In addition to New York and Chicago, three other cities were rated below 40: Renault, St. Louis and Toledo. All three cities had relatively small common fund balances and a high debt burden.
One Perfect Score
At the other end of the spectrum, with a perfect score of 100, is Irvine and California. There is a constant increase in the city's reserves due to the constant growth of income. In 2015, the city’s reported more than $ 700 million of cash and investment on its balance sheet. This is more than enough to finance two years of government spending. Irvine is among the major American cities distinguished by the fact that he has no outstanding obligations on the bonds. All municipal loans in Irvine are made by special districts. These districts charge additional taxes to service the debt.

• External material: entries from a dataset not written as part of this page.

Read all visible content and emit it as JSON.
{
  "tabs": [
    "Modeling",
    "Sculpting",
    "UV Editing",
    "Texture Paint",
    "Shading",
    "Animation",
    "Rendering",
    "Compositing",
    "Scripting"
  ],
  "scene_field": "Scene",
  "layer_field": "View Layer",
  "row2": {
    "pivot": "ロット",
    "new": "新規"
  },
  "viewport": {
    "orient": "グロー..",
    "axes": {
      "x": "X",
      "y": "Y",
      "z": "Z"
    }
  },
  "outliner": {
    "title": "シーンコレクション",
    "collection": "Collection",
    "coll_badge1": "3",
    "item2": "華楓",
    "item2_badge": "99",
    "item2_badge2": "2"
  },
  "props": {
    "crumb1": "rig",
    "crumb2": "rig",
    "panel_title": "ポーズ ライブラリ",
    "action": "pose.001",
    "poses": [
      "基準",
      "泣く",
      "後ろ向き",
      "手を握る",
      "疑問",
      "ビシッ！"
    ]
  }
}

Two cities in California’s Inland Empire, Fontana and Moreno Valley, took the second and third spots. Both cities have a moderate debt burden and large total reserves.
These high-ranking cities are located within a short drive from San Bernardino, which filed for bankruptcy protection in 2012. Their presence at the top of the list is evidence of California's economic recovery. But at the same time, it shows that sound financial management practices make a difference. Although during the Great Recession, Fontana and Moreno Valley faced with similar issues, both of these cities escaped the financial crisis. This because officials have shown great discipline in terms of spending and borrowing.
Keep in mind that it is not necessarily for a city to have an almost perfect score to be considered a good fiscal steward. Any score above 70 can reasonably be interpreted as a level of fiscal health sufficient to justify a triple-A credit rating.
Bankruptcies and Delinquencies
The universe of cities that we analyzed includes three that have filed for bankruptcy since the Great Recession: Stockton and San Bernardino, which filed in 2012, and Detroit, which filed in 2013. Both Stockton and Detroit went out of bankruptcy. And San Bernardino is close to doing so. All three cities have scores in the middle of the ranking. Detroit and Stockton benefited from a court-sanctioned reduction in their debt. While San Bernardino ran a general fund surplus for a long time in bankruptcy.
However, there were three cities that did not publish Comprehensive Annual Financial Reports for 2015 by the end of 2016. One of them, Baltimore, will publish its 2015 CARF in early 2017, which is quite late. Federal regulations require state and local governments to submit audited financial statements no later than nine months after the end of the financial year. Since Baltimore's fiscal year ends on June 30, it should have filed its CAFR 2015 no later than March 31, 2016.
To view the data of the full ranking of 116 cities, including scores you should visit the new Center for Municipal Finance website.